In October 2012, Mahdi Hashi, a British Somali, had his UK citizenship removed by the Home Secretary because he refused to spy on his own Muslim community.
Mahdi was threatened and intimidated by British intelligence agents and later fled the country. Although his whereabouts are unknown, he is believed to be imprisoned in a secret detention site.
Mahdi is not the only person to be harassed by M-I-5 agents. For several years now, the British security services have adopted a strategy full of blackmail and intimidation against members of the British Muslim community, all in the name of protecting ‘national security’.
On Friday a public meeting took place aimed at exposing the problem of MI5 practices towards Muslims. The event was sponsored by a wide range of campaign groups and bodies. Speakers at the meeting believe the British state is using these tactics to counter any criticism of their policies.

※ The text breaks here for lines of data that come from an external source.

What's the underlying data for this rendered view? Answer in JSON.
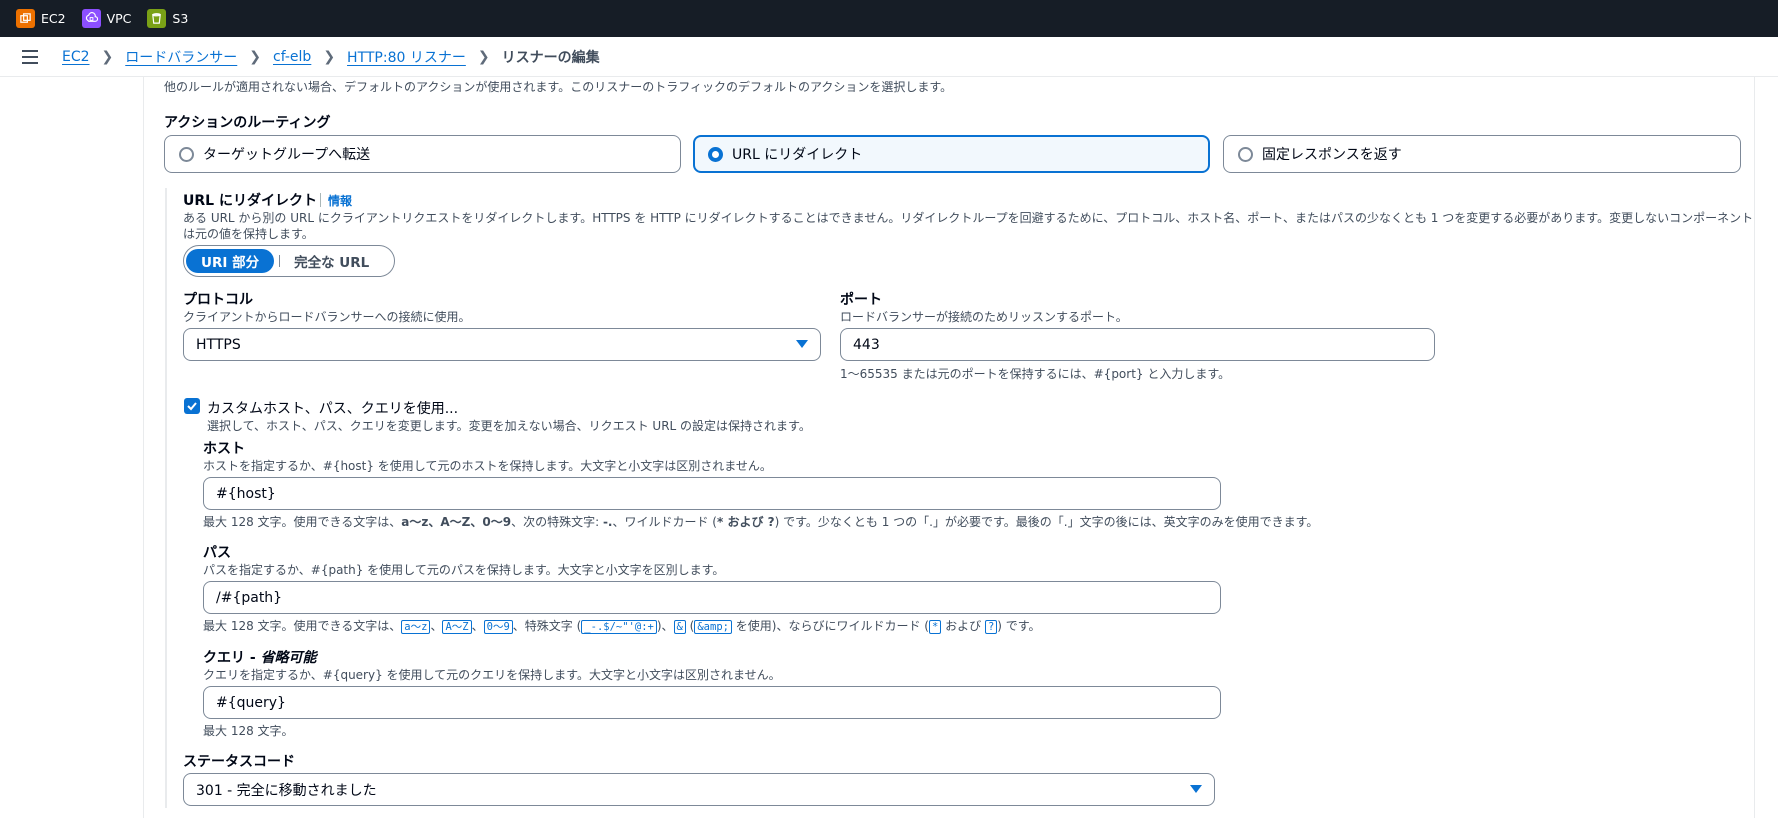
{
  "favorites": [
    {
      "label": "EC2",
      "icon": "ec2-icon",
      "color": "#ed7100"
    },
    {
      "label": "VPC",
      "icon": "vpc-icon",
      "color": "#8c4fff"
    },
    {
      "label": "S3",
      "icon": "s3-icon",
      "color": "#7aa116"
    }
  ],
  "breadcrumb": {
    "items": [
      "EC2",
      "ロードバランサー",
      "cf-elb",
      "HTTP:80 リスナー"
    ],
    "current": "リスナーの編集"
  },
  "default_action_desc": "他のルールが適用されない場合、デフォルトのアクションが使用されます。このリスナーのトラフィックのデフォルトのアクションを選択します。",
  "routing": {
    "label": "アクションのルーティング",
    "options": [
      "ターゲットグループへ転送",
      "URL にリダイレクト",
      "固定レスポンスを返す"
    ],
    "selected": "URL にリダイレクト"
  },
  "redirect": {
    "title": "URL にリダイレクト",
    "info": "情報",
    "desc_line1": "ある URL から別の URL にクライアントリクエストをリダイレクトします。HTTPS を HTTP にリダイレクトすることはできません。リダイレクトループを回避するために、プロトコル、ホスト名、ポート、またはパスの少なくとも 1 つを変更する必要があります。変更しないコンポーネント",
    "desc_line2": "は元の値を保持します。",
    "segments": [
      "URI 部分",
      "完全な URL"
    ]
  },
  "protocol": {
    "label": "プロトコル",
    "desc": "クライアントからロードバランサーへの接続に使用。",
    "value": "HTTPS"
  },
  "port": {
    "label": "ポート",
    "desc": "ロードバランサーが接続のためリッスンするポート。",
    "value": "443",
    "hint": "1〜65535 または元のポートを保持するには、#{port} と入力します。"
  },
  "custom": {
    "label": "カスタムホスト、パス、クエリを使用...",
    "desc": "選択して、ホスト、パス、クエリを変更します。変更を加えない場合、リクエスト URL の設定は保持されます。",
    "checked": true
  },
  "host": {
    "label": "ホスト",
    "desc": "ホストを指定するか、#{host} を使用して元のホストを保持します。大文字と小文字は区別されません。",
    "value": "#{host}",
    "hint_a": "最大 128 文字。使用できる文字は、",
    "hint_b": "a〜z、A〜Z、0〜9",
    "hint_c": "、次の特殊文字: ",
    "hint_d": "-.",
    "hint_e": "、ワイルドカード (",
    "hint_f": "* および ?",
    "hint_g": ") です。少なくとも 1 つの「.」が必要です。最後の「.」文字の後には、英文字のみを使用できます。"
  },
  "path": {
    "label": "パス",
    "desc": "パスを指定するか、#{path} を使用して元のパスを保持します。大文字と小文字を区別します。",
    "value": "/#{path}",
    "hint_a": "最大 128 文字。使用できる文字は、",
    "code1": "a〜z",
    "sep1": "、",
    "code2": "A〜Z",
    "sep2": "、",
    "code3": "0〜9",
    "hint_b": "、特殊文字 (",
    "code4": "_-.$/~\"'@:+",
    "hint_c": ")、",
    "code5": "&",
    "hint_d": " (",
    "code6": "&amp;",
    "hint_e": " を使用)、ならびにワイルドカード (",
    "code7": "*",
    "hint_f": " および ",
    "code8": "?",
    "hint_g": ") です。"
  },
  "query": {
    "label": "クエリ - ",
    "optional": "省略可能",
    "desc": "クエリを指定するか、#{query} を使用して元のクエリを保持します。大文字と小文字は区別されません。",
    "value": "#{query}",
    "hint": "最大 128 文字。"
  },
  "status": {
    "label": "ステータスコード",
    "value": "301 - 完全に移動されました"
  },
  "colors": {
    "accent": "#0972d3",
    "topbar": "#161d26"
  }
}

One of the main aims of the meeting was to demand the government to be held accountable for carrying out crimes against the freedoms and rights of individuals. Organizers of the event also encouraged Muslims to speak out against MI5 blackmail and to refuse cooperation.
There have been hundreds of cases of MI5 blackmail, with many more still unreported. Many refugees from Kurdish, Sri Lankan and Somali communities have faced blackmail. Individuals are threatened with deportation and torture if they fail to cooperate. If they do cooperate, they could be granted asylum as a reward for becoming informers.
Muslims in the UK have been under intense scrutiny and surveillance over the past 10 years, and the saga of MI5 harassment has only created more mistrust between Muslims and the British government. Campaigners say the UK authorities should stop treating all Muslims as suspects and instead listen and respond to their needs in order to create a more cohesive society.